Property managers are hired by an investor or management company to handle the day-to-day business of investment properties, apartments, etc. If you want to work in this field and become one of the elite property management companies in your area, you will need to hone several skills to stand out from your competitors.
Adept at Facilities Management
If you oversee any property long enough, you’ll have to handle the repair and maintenance issues of facilities management. Some are routine, such as servicing the HVAC equipment; others are high-cost items that occur less often, such as significant roof or plumbing repairs.
Being able to have a keen grasp of this crucial area of property control plays a significant role in how profitable the property turns out to be. Why?
First, handling routine maintenance issues in a timely manner ensures that minor costs don’t turn into catastrophic expenses. For example, if you service your AC units every year, you’re more likely to get many years of performance out of an older unit.
If you delay, you might have to replace the units much sooner, and that could drain much of the profits for an entire year.

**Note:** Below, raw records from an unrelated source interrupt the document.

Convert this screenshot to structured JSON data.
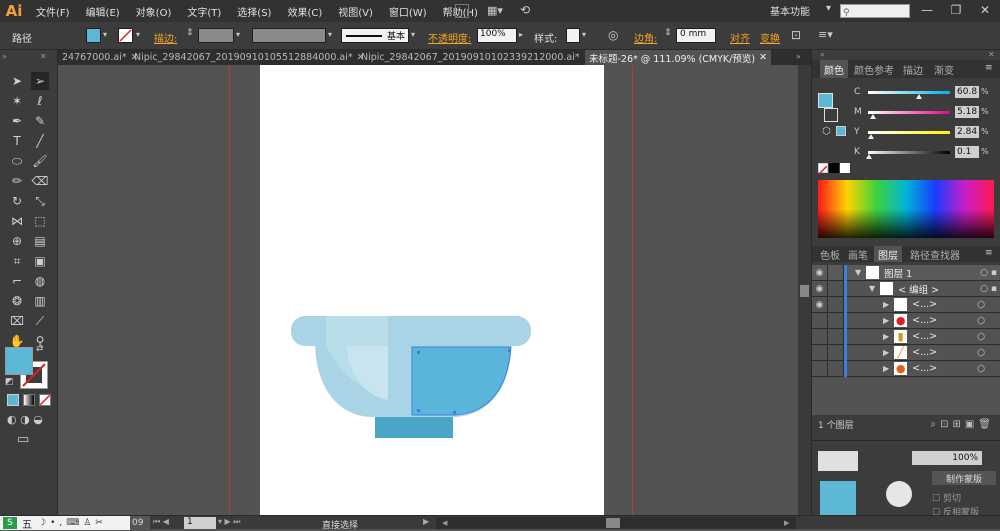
{
  "app": {
    "logo": "Ai"
  },
  "menus": [
    "文件(F)",
    "编辑(E)",
    "对象(O)",
    "文字(T)",
    "选择(S)",
    "效果(C)",
    "视图(V)",
    "窗口(W)",
    "帮助(H)"
  ],
  "workspace": "基本功能",
  "control": {
    "selection_type": "路径",
    "stroke_label": "描边:",
    "basic_label": "基本",
    "opacity_label": "不透明度:",
    "opacity_value": "100%",
    "style_label": "样式:",
    "corner_label": "边角:",
    "corner_value": "0 mm",
    "align_label": "对齐",
    "transform_label": "变换"
  },
  "tabs": [
    {
      "label": "24767000.ai*"
    },
    {
      "label": "Nipic_29842067_20190910105512884000.ai*"
    },
    {
      "label": "Nipic_29842067_20190910102339212000.ai*"
    },
    {
      "label": "未标题-26* @ 111.09% (CMYK/预览)"
    }
  ],
  "color_panel": {
    "tabs": [
      "颜色",
      "颜色参考",
      "描边",
      "渐变"
    ],
    "channels": [
      {
        "label": "C",
        "value": "60.8",
        "fraction": 0.608
      },
      {
        "label": "M",
        "value": "5.18",
        "fraction": 0.0518
      },
      {
        "label": "Y",
        "value": "2.84",
        "fraction": 0.0284
      },
      {
        "label": "K",
        "value": "0.1",
        "fraction": 0.001
      }
    ],
    "fill_color": "#5db8d6"
  },
  "layers_panel": {
    "tabs": [
      "色板",
      "画笔",
      "图层",
      "路径查找器"
    ],
    "rows": [
      {
        "label": "图层 1"
      },
      {
        "label": "< 编组 >"
      },
      {
        "label": "<...>"
      },
      {
        "label": "<...>"
      },
      {
        "label": "<...>"
      },
      {
        "label": "<...>"
      },
      {
        "label": "<...>"
      }
    ],
    "count": "1 个图层"
  },
  "bottom_panel": {
    "label": "制作蒙版",
    "opt1": "剪切",
    "opt2": "反相蒙版"
  },
  "status": {
    "zoom": "09",
    "page": "1",
    "tool": "直接选择"
  },
  "taskbar": {
    "ime": "五"
  },
  "colors": {
    "accent": "#f5a623",
    "bowl_light": "#a8d4e6",
    "bowl_mid": "#b9dde9",
    "bowl_dark": "#5bb4d9",
    "bowl_base": "#49a6c6",
    "guide": "#c0392b"
  }
}
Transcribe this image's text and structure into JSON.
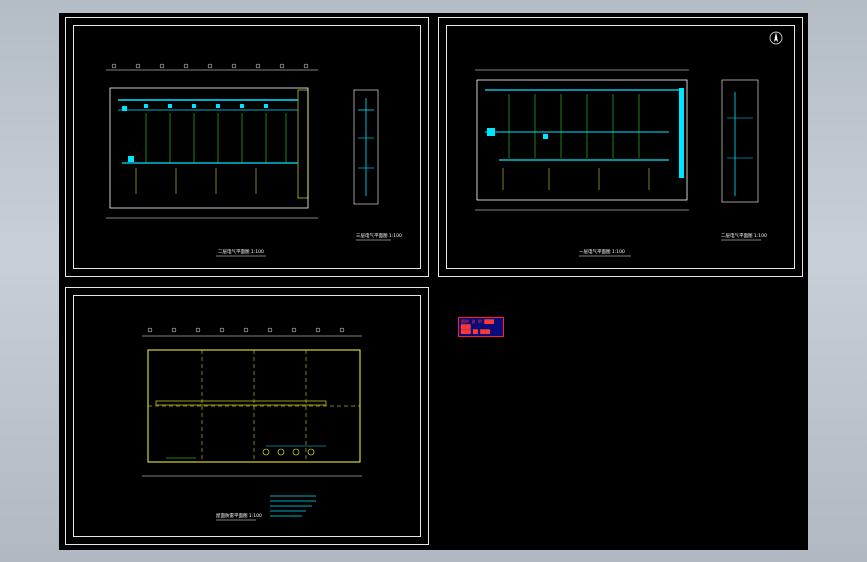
{
  "app": {
    "title": ""
  },
  "drawing": {
    "sheets": [
      {
        "name": "sheet-top-left",
        "title_main": "二层电气平面图 1:100",
        "title_side": "三层电气平面图 1:100"
      },
      {
        "name": "sheet-top-right",
        "title_main": "一层电气平面图 1:100",
        "title_side": "二层电气平面图 1:100"
      },
      {
        "name": "sheet-bottom",
        "title_main": "屋面防雷平面图 1:100"
      }
    ],
    "north_arrow_icon": "north-arrow-icon",
    "legend_stamp": {
      "lines": [
        "图例 说 明 ████",
        "████",
        "████ ██ ████"
      ]
    }
  },
  "colors": {
    "background": "#000000",
    "frame": "#e8e8e8",
    "cyan": "#00e5ff",
    "yellow": "#ffff33",
    "green": "#33ff33",
    "magenta": "#ff33ff",
    "white": "#ffffff",
    "stamp_fill": "#0a0a78",
    "stamp_border": "#ff2222"
  }
}
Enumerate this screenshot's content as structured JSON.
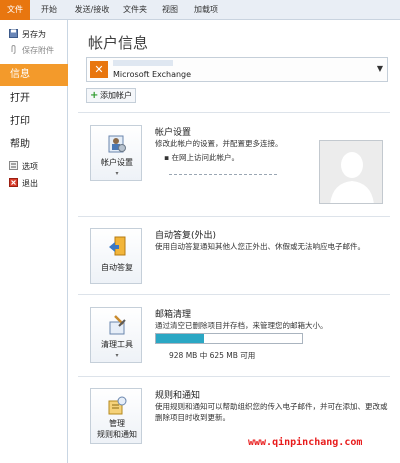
{
  "tabs": [
    "文件",
    "开始",
    "发送/接收",
    "文件夹",
    "视图",
    "加载项"
  ],
  "nav": {
    "save_as": "另存为",
    "save_attachments": "保存附件",
    "info": "信息",
    "open": "打开",
    "print": "打印",
    "help": "帮助",
    "options": "选项",
    "exit": "退出"
  },
  "page_title": "帐户信息",
  "account": {
    "type": "Microsoft Exchange",
    "add_button": "添加帐户"
  },
  "sections": {
    "account_settings": {
      "button_label": "帐户设置",
      "title": "帐户设置",
      "desc": "修改此帐户的设置，并配置更多连接。",
      "bullet": "在网上访问此帐户。"
    },
    "auto_reply": {
      "button_label": "自动答复",
      "title": "自动答复(外出)",
      "desc": "使用自动答复通知其他人您正外出、休假或无法响应电子邮件。"
    },
    "cleanup": {
      "button_label": "清理工具",
      "title": "邮箱清理",
      "desc": "通过清空已删除项目并存档，来管理您的邮箱大小。",
      "storage_text": "928 MB 中 625 MB 可用",
      "used_fraction": 0.33
    },
    "rules": {
      "button_label_1": "管理",
      "button_label_2": "规则和通知",
      "title": "规则和通知",
      "desc": "使用规则和通知可以帮助组织您的传入电子邮件，并可在添加、更改或删除项目时收到更新。"
    }
  },
  "watermark": "www.qinpinchang.com",
  "colors": {
    "file_tab": "#e8760f",
    "nav_active": "#f39a2b",
    "progress_fill": "#2aa7c4",
    "watermark": "#e81c1c"
  }
}
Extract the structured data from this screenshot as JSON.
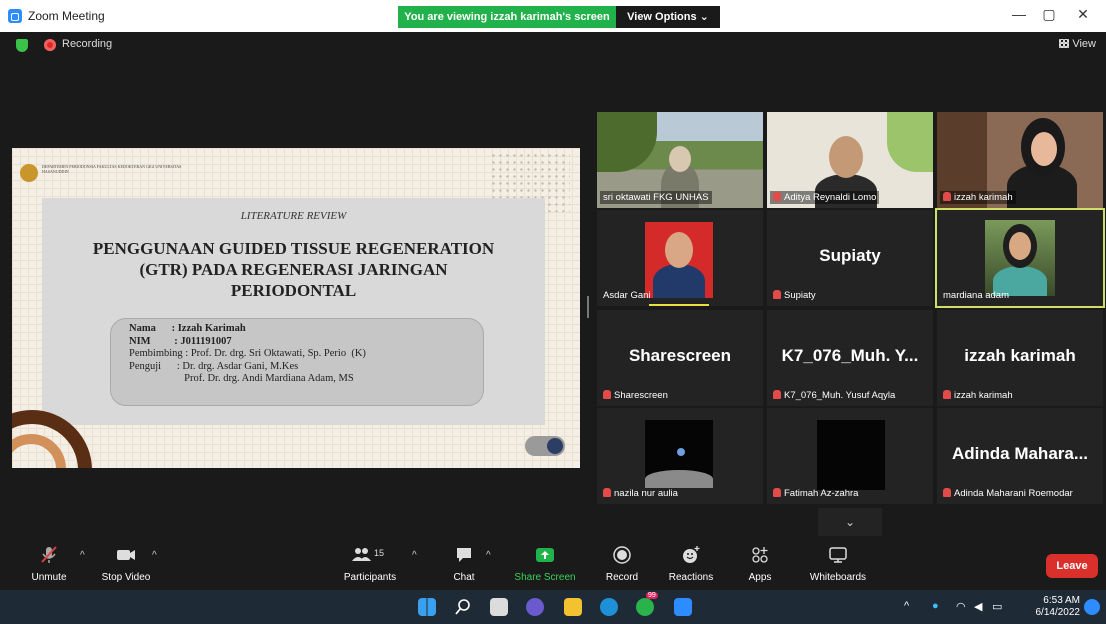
{
  "window": {
    "title": "Zoom Meeting",
    "banner": "You are viewing izzah karimah's screen",
    "view_options": "View Options ⌄",
    "min": "—",
    "max": "▢",
    "close": "✕"
  },
  "topbar": {
    "recording": "Recording",
    "view": "View"
  },
  "slide": {
    "institution": "DEPARTEMEN PERIODONSIA FAKULTAS KEDOKTERAN GIGI UNIVERSITAS HASANUDDIN",
    "subtitle": "LITERATURE REVIEW",
    "title_line1": "PENGGUNAAN GUIDED TISSUE REGENERATION",
    "title_line2": "(GTR) PADA REGENERASI JARINGAN",
    "title_line3": "PERIODONTAL",
    "info": [
      "Nama      : Izzah Karimah",
      "NIM         : J011191007",
      "Pembimbing : Prof. Dr. drg. Sri Oktawati, Sp. Perio  (K)",
      "Penguji      : Dr. drg. Asdar Gani, M.Kes",
      "                     Prof. Dr. drg. Andi Mardiana Adam, MS"
    ]
  },
  "tiles": [
    {
      "name": "sri oktawati FKG UNHAS"
    },
    {
      "name": "Aditya Reynaldi Lomo"
    },
    {
      "name": "izzah karimah"
    },
    {
      "name": "Asdar Gani"
    },
    {
      "name": "Supiaty",
      "big": "Supiaty"
    },
    {
      "name": "mardiana adam"
    },
    {
      "name": "Sharescreen",
      "big": "Sharescreen"
    },
    {
      "name": "K7_076_Muh. Yusuf Aqyla",
      "big": "K7_076_Muh. Y..."
    },
    {
      "name": "izzah karimah",
      "big": "izzah karimah"
    },
    {
      "name": "nazila nur aulia"
    },
    {
      "name": "Fatimah Az-zahra"
    },
    {
      "name": "Adinda Maharani Roemodar",
      "big": "Adinda  Mahara..."
    }
  ],
  "more_chevron": "⌄",
  "toolbar": {
    "unmute": "Unmute",
    "stop_video": "Stop Video",
    "participants": "Participants",
    "participants_count": "15",
    "chat": "Chat",
    "share_screen": "Share Screen",
    "record": "Record",
    "reactions": "Reactions",
    "apps": "Apps",
    "whiteboards": "Whiteboards",
    "leave": "Leave",
    "caret": "^"
  },
  "taskbar": {
    "time": "6:53 AM",
    "date": "6/14/2022",
    "whatsapp_badge": "99",
    "tray_chevron": "^"
  },
  "colors": {
    "accent": "#2d8cff",
    "banner": "#22b24c",
    "leave": "#d9302b",
    "active_border": "#cfdf6a"
  }
}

Second, one of the best ways to keep apartments full of consistently paying tenants is to keep the building in excellent condition. The better you address the tenants’ concerns, the more likely they are to renew their lease.
There is little doubt that a well-maintained property keeps and attracts the best tenants. And you can be sure that word will get out online if a building is poorly maintained.
Thinking Like an Investor
Your job as a property manager is to take care of the building as if it’s your name on the mortgage. How do you do that? By thinking like an investment property professional.
Even a brand-new property manager should understand terms such as net present value and internal rate of return. Also, learn how to calculate a cap rate.
When you treat your building like an investor, you are more likely to see the larger picture and make the most critical decisions that make or break the business.
For instance, there may be times where the economy is down, and you’re having difficulty filling vacancies. You need to take care not to lower your qualifications, or you could end up with a collection of problem tenants, which is a long-term drain on profits.
However, there may be times when you will consider rent concessions to get specific units filled … as long as you maintain the same credit and income standards as before.
Interest In Technology
New tech has made managing a firm easier and more efficient. Property managers who embrace technology usually excel in their field. These professionals understand that using tech in their work every day can enhance performance and improve the bottom line.
If you’re a property manager who embraces new technology, you can pass that passion to your staff, which will multiply its benefits throughout the enterprise.
Keep in mind that many tenants these days are in the Millennial and Gen Z generation, and their lives revolve around the latest tech. The best tenants among the cohorts have tech skills and expect such tools to merge with their experiences as renters.
One property management software tool that many in the field have adopted is Cozy, which allows you to automate crucial property procedures, such as rent collection and rental applications. You also can use the tool to market vacancies on many sites, and you also can screen prospective tenants with Cozy.
Multitasking is in Your Blood
All right, so most job descriptions assert you need to be incredible at multitasking. But in the daily routine of a property manager, you’ll manage a variety of responsibilities and obligations, and you have to handle them quickly.
For instance, in a single day in a 50-unit building, you might have a job jar that includes the following:
- Unit 14 has a leaking AC unit
- Unit 11 has a broken washing machine
- The lobby men’s restroom has a clogged toilet
- Two prospective tenants are coming in for a tour in 20 minutes
- Quarterly profit-and-loss statements are due by close of business
These are just a few of the tasks that a busy property manager may have to address in just a portion of one day, and you have to do it all with a smile on your face.
Stay Highly Organized
Whether you manage a series of single-family homes or a single 100-unit apartment complex, excellent organization skills are a must-have in this business.
Excellent organizational skills include a sharp eye for detail and the ability to devise and implement processes that guarantee vital tasks get properly handled every day.
For instance, few operations are more important than having a detailed maintenance schedule your staff can execute. This ensures the building stays in proper running order at all times (or most of the time, anyway).
That maintenance schedule should be easy to understand so anyone can step in and run it smoothly. You don’t want your maintenance program to grind to a half if you are out sick for a week.
When you have the above qualities, you’re more likely to succeed as a property manager and keep the owner happy and his or her bank account healthy.